Sean Cavanagh, who could be in line to succeed Brian Dooher as captain of Tyrone, believes that the GAA is not going far enough in imposing disciplinary measures on clubs deemed to be guilty of involvement in violence.
Three-time All-Ireland winner Cavanagh, who captained Ireland to success over Australia in the 2008 International Rules series and is a former All Star, harbours reservations that while county boards are prepared to invoke severe sanctions, they invariably experience difficulty in policing them.
And he suggests that in the past sentences have been rather lenient, thus leading to a repetition of unsavoury incidents.
“In the past the sentences handed down by the GAA have not been strong enough to help cut incidents of violence out of the sport,” states Moy clubman Cavanagh.
“There seems to be a general acceptance that if a few so-called life bans are thrown out this will suffice.
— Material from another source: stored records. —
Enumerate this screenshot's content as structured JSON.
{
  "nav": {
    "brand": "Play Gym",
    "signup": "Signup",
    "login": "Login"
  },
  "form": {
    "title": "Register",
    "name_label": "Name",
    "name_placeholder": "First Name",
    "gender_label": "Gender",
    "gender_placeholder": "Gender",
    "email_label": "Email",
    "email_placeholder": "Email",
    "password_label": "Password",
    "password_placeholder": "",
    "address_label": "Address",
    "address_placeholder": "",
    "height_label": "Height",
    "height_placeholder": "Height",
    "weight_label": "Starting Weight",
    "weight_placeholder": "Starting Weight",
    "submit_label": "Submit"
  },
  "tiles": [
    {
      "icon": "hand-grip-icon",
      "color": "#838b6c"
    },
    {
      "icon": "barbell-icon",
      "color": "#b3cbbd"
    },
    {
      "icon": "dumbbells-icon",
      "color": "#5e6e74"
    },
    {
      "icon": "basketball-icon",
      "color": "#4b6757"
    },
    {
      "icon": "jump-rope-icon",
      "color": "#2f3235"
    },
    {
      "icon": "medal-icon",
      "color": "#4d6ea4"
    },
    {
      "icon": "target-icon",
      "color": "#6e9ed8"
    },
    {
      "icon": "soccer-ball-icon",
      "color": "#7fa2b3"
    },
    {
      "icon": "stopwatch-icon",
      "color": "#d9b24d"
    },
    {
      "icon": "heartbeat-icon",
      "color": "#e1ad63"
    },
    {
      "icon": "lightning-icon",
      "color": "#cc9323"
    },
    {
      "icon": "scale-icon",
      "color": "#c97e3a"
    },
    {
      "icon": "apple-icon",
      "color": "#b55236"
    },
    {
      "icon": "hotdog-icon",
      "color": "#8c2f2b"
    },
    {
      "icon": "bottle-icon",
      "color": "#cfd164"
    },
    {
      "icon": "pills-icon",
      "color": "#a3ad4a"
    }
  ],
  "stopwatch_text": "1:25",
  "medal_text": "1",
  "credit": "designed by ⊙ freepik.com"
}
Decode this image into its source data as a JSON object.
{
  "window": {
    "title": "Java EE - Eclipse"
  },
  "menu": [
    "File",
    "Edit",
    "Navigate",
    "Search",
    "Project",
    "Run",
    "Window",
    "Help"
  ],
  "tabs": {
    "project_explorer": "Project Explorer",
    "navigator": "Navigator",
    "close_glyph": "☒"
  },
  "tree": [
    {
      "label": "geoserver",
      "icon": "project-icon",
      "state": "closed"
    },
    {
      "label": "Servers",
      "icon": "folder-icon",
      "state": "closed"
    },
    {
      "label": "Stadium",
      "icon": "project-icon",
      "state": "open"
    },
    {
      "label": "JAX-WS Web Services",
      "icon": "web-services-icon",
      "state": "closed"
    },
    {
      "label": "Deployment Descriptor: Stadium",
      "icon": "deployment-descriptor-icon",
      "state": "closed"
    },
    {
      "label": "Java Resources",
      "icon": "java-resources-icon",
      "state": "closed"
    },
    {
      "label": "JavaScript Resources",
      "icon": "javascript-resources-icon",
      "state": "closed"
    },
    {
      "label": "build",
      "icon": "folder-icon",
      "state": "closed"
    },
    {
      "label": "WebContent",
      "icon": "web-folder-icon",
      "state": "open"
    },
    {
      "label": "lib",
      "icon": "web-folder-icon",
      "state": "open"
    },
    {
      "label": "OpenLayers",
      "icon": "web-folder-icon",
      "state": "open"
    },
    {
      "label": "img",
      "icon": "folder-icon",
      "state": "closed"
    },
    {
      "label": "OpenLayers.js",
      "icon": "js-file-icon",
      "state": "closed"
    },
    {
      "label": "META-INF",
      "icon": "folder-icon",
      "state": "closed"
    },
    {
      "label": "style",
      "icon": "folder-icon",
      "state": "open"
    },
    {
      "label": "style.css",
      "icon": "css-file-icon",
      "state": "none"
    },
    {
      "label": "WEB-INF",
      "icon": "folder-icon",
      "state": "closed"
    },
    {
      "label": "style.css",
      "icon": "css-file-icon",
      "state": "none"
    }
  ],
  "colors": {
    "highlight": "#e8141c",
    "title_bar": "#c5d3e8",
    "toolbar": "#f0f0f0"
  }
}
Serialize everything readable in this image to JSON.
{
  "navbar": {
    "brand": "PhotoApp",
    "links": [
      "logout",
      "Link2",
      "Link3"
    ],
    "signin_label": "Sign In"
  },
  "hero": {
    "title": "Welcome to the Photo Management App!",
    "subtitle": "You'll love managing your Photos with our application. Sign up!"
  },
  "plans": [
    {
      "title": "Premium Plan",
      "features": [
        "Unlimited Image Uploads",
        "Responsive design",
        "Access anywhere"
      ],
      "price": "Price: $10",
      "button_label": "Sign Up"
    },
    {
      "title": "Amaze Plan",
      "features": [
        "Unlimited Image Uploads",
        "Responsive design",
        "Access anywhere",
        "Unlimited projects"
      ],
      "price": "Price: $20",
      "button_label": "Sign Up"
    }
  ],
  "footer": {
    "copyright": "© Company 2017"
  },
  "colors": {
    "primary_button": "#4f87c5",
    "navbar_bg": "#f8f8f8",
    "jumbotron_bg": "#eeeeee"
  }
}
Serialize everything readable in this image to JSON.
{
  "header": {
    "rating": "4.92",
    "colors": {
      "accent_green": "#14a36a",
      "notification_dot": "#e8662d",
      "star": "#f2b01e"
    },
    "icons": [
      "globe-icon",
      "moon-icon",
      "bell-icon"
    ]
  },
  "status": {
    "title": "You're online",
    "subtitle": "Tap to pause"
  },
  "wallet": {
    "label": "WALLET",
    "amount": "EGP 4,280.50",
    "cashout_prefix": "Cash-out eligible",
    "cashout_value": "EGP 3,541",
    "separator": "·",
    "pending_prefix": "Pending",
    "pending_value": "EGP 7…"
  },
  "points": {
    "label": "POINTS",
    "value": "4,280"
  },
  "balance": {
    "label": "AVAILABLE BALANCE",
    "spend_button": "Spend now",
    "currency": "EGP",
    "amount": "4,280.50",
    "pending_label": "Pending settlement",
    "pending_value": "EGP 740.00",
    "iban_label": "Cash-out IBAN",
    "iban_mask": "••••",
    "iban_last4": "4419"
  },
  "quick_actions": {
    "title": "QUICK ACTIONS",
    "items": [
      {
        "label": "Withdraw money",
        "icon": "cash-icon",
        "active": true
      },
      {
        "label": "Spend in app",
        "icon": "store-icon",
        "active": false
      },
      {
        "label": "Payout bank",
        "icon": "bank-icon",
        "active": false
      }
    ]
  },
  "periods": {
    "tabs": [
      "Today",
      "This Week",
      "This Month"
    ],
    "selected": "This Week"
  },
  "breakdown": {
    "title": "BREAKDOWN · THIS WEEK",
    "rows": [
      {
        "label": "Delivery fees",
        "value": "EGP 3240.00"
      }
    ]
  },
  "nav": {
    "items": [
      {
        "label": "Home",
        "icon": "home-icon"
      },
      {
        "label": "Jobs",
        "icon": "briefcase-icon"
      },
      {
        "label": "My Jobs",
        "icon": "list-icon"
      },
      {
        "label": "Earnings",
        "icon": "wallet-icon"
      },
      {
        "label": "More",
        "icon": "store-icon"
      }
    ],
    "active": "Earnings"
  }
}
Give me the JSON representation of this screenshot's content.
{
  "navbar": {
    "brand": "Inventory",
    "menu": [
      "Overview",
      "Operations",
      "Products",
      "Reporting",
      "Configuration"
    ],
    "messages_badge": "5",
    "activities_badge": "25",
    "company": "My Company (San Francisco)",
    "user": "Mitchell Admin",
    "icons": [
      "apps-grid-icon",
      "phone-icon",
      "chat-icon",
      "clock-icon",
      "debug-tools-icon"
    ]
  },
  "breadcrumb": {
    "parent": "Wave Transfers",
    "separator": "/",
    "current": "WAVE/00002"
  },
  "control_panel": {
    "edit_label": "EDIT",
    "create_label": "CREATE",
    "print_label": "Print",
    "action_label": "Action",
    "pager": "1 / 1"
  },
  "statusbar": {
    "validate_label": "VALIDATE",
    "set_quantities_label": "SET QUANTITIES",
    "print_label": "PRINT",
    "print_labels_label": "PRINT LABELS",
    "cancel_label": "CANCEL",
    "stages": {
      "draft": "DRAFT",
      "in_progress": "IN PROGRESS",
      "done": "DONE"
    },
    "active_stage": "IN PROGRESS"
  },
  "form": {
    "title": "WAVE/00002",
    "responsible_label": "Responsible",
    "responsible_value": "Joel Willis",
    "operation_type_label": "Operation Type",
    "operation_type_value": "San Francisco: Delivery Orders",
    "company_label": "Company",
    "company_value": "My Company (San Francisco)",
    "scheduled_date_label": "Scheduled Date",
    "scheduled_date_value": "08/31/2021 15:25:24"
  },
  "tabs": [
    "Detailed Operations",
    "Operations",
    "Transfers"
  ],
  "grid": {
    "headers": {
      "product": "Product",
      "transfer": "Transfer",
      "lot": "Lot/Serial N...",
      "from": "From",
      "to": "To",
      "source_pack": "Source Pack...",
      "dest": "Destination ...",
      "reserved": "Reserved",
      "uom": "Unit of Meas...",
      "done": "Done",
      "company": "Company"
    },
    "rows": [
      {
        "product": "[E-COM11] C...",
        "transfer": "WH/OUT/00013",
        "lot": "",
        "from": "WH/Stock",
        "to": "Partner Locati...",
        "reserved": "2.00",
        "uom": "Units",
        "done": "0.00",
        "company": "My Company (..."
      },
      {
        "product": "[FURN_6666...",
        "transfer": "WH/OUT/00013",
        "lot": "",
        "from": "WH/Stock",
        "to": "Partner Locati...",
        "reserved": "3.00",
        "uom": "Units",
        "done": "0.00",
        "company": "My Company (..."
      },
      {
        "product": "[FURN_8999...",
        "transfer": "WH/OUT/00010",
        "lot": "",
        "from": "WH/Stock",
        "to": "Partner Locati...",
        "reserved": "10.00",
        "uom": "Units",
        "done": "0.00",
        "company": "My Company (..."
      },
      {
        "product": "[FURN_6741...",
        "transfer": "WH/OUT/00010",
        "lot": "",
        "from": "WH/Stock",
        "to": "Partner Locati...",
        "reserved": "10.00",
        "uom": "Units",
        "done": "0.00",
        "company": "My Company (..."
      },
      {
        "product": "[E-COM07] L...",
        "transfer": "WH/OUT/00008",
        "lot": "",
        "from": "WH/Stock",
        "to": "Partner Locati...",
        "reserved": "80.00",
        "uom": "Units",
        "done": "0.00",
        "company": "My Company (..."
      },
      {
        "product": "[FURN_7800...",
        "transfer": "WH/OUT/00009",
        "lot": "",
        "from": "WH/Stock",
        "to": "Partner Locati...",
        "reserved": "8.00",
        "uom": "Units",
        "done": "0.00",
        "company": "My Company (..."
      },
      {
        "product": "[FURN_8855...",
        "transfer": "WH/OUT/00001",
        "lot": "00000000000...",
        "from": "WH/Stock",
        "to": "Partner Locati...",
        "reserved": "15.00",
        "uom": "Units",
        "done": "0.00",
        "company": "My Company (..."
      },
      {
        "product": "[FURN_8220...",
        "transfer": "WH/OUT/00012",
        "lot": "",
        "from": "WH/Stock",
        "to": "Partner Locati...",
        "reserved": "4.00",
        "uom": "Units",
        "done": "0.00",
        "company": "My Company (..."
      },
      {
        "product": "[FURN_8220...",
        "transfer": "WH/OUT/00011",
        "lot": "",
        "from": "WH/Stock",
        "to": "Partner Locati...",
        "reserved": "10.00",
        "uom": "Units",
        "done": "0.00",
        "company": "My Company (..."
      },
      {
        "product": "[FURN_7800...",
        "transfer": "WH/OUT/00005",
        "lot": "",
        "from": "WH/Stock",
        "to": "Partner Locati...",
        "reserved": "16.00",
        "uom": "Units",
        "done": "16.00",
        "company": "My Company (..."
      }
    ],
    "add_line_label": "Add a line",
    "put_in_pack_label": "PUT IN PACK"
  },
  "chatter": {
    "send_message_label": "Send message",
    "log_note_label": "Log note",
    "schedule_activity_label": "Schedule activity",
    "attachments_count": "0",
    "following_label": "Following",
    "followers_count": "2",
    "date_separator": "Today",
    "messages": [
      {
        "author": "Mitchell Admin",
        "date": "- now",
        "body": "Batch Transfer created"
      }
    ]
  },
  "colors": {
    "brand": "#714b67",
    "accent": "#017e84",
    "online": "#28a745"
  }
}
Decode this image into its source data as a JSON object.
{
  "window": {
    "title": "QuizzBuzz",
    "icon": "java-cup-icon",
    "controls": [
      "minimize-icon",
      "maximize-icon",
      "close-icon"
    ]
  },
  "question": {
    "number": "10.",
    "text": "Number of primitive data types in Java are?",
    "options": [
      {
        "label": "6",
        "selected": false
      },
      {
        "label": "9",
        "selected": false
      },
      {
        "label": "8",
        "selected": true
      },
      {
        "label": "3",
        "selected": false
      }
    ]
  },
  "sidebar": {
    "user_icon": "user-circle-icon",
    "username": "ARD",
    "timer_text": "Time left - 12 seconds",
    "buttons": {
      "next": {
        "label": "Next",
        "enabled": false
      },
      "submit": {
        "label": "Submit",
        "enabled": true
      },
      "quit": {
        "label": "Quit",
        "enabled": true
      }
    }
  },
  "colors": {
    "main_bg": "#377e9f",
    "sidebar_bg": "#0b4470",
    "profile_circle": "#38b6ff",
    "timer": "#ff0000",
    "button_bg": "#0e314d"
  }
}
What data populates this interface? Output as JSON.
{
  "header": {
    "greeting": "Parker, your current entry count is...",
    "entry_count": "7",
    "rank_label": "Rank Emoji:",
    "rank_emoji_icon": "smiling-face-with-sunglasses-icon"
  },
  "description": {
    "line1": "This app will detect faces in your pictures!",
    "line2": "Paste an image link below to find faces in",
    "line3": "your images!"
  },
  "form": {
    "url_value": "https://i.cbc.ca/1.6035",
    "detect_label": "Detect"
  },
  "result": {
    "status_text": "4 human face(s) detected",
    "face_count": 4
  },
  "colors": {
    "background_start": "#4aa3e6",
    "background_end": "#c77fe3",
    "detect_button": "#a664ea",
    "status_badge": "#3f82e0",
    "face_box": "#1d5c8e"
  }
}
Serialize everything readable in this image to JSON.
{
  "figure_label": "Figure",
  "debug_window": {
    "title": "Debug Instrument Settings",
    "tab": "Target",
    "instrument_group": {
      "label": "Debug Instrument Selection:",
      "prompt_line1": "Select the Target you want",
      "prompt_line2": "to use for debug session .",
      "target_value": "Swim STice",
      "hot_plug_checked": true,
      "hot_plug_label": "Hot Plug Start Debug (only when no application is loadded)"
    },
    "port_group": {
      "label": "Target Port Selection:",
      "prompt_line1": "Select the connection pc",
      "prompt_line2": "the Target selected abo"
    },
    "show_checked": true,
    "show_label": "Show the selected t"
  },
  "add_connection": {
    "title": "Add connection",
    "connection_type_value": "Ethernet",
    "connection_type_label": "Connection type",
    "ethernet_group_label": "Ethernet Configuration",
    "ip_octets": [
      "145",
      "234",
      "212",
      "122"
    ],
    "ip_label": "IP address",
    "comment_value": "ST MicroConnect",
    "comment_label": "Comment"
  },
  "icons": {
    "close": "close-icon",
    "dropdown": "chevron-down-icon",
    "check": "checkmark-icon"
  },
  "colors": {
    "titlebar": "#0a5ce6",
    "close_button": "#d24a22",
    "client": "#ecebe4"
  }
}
The policing of life bans needs to be looked at because local stewards are always going to let locals into a game.”
Cavanagh’s comments come as representatives of the Dromore and Carrickmore clubs prepare to attend a meeting of the Tyrone Hearings Committee tomorrow night.
It is understood the clubs will formally appeal against elements of the fines and bans that were proposed against them by the Competitions Control Committee following the violence that marred the All County League final at Dunmoyle on November 13.
If either or both clubs remain dissatisfied they can then take their cases to the Ulster Council.
The severity of the sanctions invoked by the CCC evoked considerable reaction in Tyrone but Cavanagh, one of the most highly-respected and articulate players in the game, believes that the GAA must be prepared to take even firmer action.
“I think that the Association has to come down even harder at some point and maybe look at punishing teams that are involved rather than individuals.
“All it would take would be to make an example of one or two teams,” insists Cavanagh.
And he stresses that the incidents which marred the Dromore v Carrickmore final “do nothing for the promotion of our games”.
He adds: “The incidents which occurred highlighted the problems that have been bubbling in the last two or three years.
“It seems to be something that is becoming more prevalent in the GAA especially in club games.”
And he urges that stewarding at matches should be looked at more closely with a view to tightening up security while making the point that referees, now that red cards are being rescinded more regularly, require better support from all sides.
“Stewardship at club games in particular needs to be looked at in conjunction with the protection of referees.
“There needs to be greater emphasis on the whole issue of respect on and off the pitch,” maintains Cavanagh.
“Referees have to be given more power and backing to make decisions.
“Maybe the standard of refereeing needs to be looked at as well.
“I don’t argue that this issue requires addressing, it’s just that I feel the Croke Park authorities should address it more quickly.”
Tyrone chairman Ciaran McLaughlin has made it clear that the incidents of violence which blighted the county were dealt with quickly and effectively by the CCC.
“What happened at Dunmoyle did the GAA in Tyrone no favours but we have to learn from this and move on,” adds McLaughlin.